(Dataset rows for apps and sites)
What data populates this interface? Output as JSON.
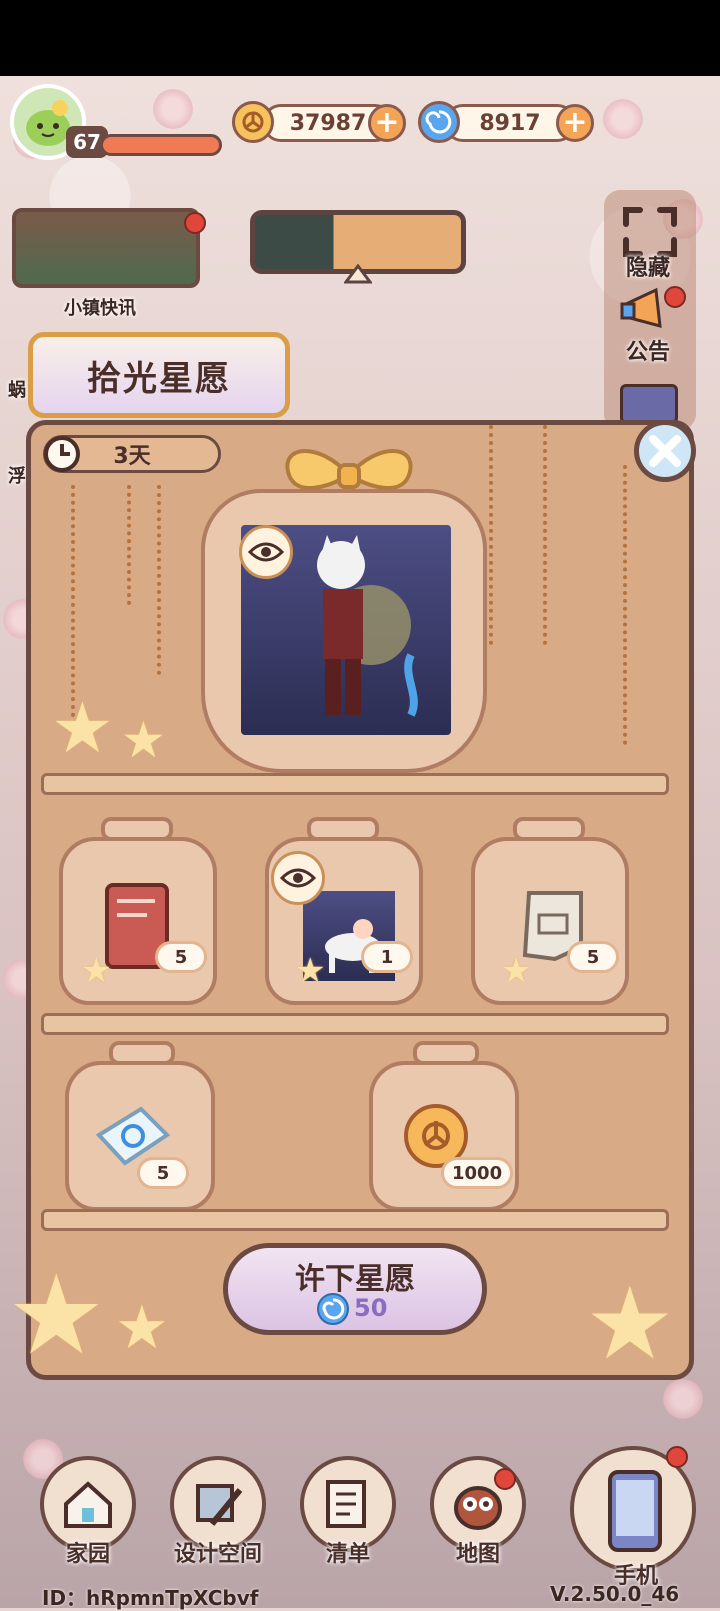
{
  "player": {
    "level": "67"
  },
  "currency": {
    "coins": {
      "value": "37987",
      "icon": "flower-coin-icon"
    },
    "gems": {
      "value": "8917",
      "icon": "swirl-gem-icon"
    }
  },
  "news": {
    "label": "小镇快讯"
  },
  "side_menu": {
    "hide_label": "隐藏",
    "notice_label": "公告"
  },
  "partial_left": {
    "item1": "蜗",
    "item2": "浮"
  },
  "event": {
    "title": "拾光星愿",
    "timer": "3天",
    "featured_reward": {
      "icon": "character-outfit-icon",
      "preview_icon": "eye-icon"
    },
    "rewards": [
      {
        "icon": "book-icon",
        "count": "5"
      },
      {
        "icon": "outfit-card-icon",
        "count": "1"
      },
      {
        "icon": "blueprint-scroll-icon",
        "count": "5"
      },
      {
        "icon": "ticket-icon",
        "count": "5"
      },
      {
        "icon": "flower-coin-icon",
        "count": "1000"
      }
    ],
    "wish_button": {
      "label": "许下星愿",
      "cost": "50",
      "cost_icon": "swirl-gem-icon"
    }
  },
  "bottom_nav": [
    {
      "label": "家园",
      "icon": "home-icon"
    },
    {
      "label": "设计空间",
      "icon": "design-tools-icon"
    },
    {
      "label": "清单",
      "icon": "checklist-icon"
    },
    {
      "label": "地图",
      "icon": "owl-map-icon"
    },
    {
      "label": "手机",
      "icon": "phone-icon"
    }
  ],
  "footer": {
    "id": "ID：hRpmnTpXCbvf",
    "version": "V.2.50.0_46"
  },
  "colors": {
    "accent_orange": "#f4a456",
    "panel": "#d9aa86",
    "button_lilac": "#e4d3ea",
    "gem_blue": "#3f8fe0"
  }
}
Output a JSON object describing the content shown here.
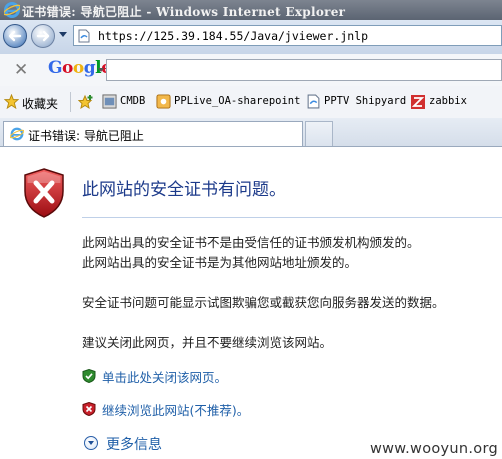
{
  "window": {
    "title": "证书错误: 导航已阻止 - Windows Internet Explorer"
  },
  "address_bar": {
    "url": "https://125.39.184.55/Java/jviewer.jnlp"
  },
  "google_toolbar": {
    "logo_text": "Google",
    "search_value": ""
  },
  "favorites": {
    "label": "收藏夹",
    "items": [
      {
        "label": "CMDB"
      },
      {
        "label": "PPLive_OA-sharepoint"
      },
      {
        "label": "PPTV Shipyard"
      },
      {
        "label": "zabbix"
      }
    ]
  },
  "tab": {
    "label": "证书错误: 导航已阻止"
  },
  "page": {
    "heading": "此网站的安全证书有问题。",
    "para1_line1": "此网站出具的安全证书不是由受信任的证书颁发机构颁发的。",
    "para1_line2": "此网站出具的安全证书是为其他网站地址颁发的。",
    "para2": "安全证书问题可能显示试图欺骗您或截获您向服务器发送的数据。",
    "para3": "建议关闭此网页，并且不要继续浏览该网站。",
    "close_link": "单击此处关闭该网页。",
    "continue_link": "继续浏览此网站(不推荐)。",
    "more_info": "更多信息"
  },
  "watermark": "www.wooyun.org",
  "colors": {
    "heading": "#1c3a8a",
    "link": "#1f5fa8",
    "error_red": "#c8202a",
    "ok_green": "#2e8b2e"
  }
}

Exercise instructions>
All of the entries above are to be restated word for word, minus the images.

Answer>
What data populates this interface? Output as JSON.
{
  "player": {
    "level": "67"
  },
  "currency": {
    "coins": {
      "value": "37987",
      "icon": "flower-coin-icon"
    },
    "gems": {
      "value": "8917",
      "icon": "swirl-gem-icon"
    }
  },
  "news": {
    "label": "小镇快讯"
  },
  "side_menu": {
    "hide_label": "隐藏",
    "notice_label": "公告"
  },
  "partial_left": {
    "item1": "蜗",
    "item2": "浮"
  },
  "event": {
    "title": "拾光星愿",
    "timer": "3天",
    "featured_reward": {
      "icon": "character-outfit-icon",
      "preview_icon": "eye-icon"
    },
    "rewards": [
      {
        "icon": "book-icon",
        "count": "5"
      },
      {
        "icon": "outfit-card-icon",
        "count": "1"
      },
      {
        "icon": "blueprint-scroll-icon",
        "count": "5"
      },
      {
        "icon": "ticket-icon",
        "count": "5"
      },
      {
        "icon": "flower-coin-icon",
        "count": "1000"
      }
    ],
    "wish_button": {
      "label": "许下星愿",
      "cost": "50",
      "cost_icon": "swirl-gem-icon"
    }
  },
  "bottom_nav": [
    {
      "label": "家园",
      "icon": "home-icon"
    },
    {
      "label": "设计空间",
      "icon": "design-tools-icon"
    },
    {
      "label": "清单",
      "icon": "checklist-icon"
    },
    {
      "label": "地图",
      "icon": "owl-map-icon"
    },
    {
      "label": "手机",
      "icon": "phone-icon"
    }
  ],
  "footer": {
    "id": "ID：hRpmnTpXCbvf",
    "version": "V.2.50.0_46"
  },
  "colors": {
    "accent_orange": "#f4a456",
    "panel": "#d9aa86",
    "button_lilac": "#e4d3ea",
    "gem_blue": "#3f8fe0"
  }
}
Output a JSON object describing the content shown here.
{
  "window": {
    "title": "证书错误: 导航已阻止 - Windows Internet Explorer"
  },
  "address_bar": {
    "url": "https://125.39.184.55/Java/jviewer.jnlp"
  },
  "google_toolbar": {
    "logo_text": "Google",
    "search_value": ""
  },
  "favorites": {
    "label": "收藏夹",
    "items": [
      {
        "label": "CMDB"
      },
      {
        "label": "PPLive_OA-sharepoint"
      },
      {
        "label": "PPTV Shipyard"
      },
      {
        "label": "zabbix"
      }
    ]
  },
  "tab": {
    "label": "证书错误: 导航已阻止"
  },
  "page": {
    "heading": "此网站的安全证书有问题。",
    "para1_line1": "此网站出具的安全证书不是由受信任的证书颁发机构颁发的。",
    "para1_line2": "此网站出具的安全证书是为其他网站地址颁发的。",
    "para2": "安全证书问题可能显示试图欺骗您或截获您向服务器发送的数据。",
    "para3": "建议关闭此网页，并且不要继续浏览该网站。",
    "close_link": "单击此处关闭该网页。",
    "continue_link": "继续浏览此网站(不推荐)。",
    "more_info": "更多信息"
  },
  "watermark": "www.wooyun.org",
  "colors": {
    "heading": "#1c3a8a",
    "link": "#1f5fa8",
    "error_red": "#c8202a",
    "ok_green": "#2e8b2e"
  }
}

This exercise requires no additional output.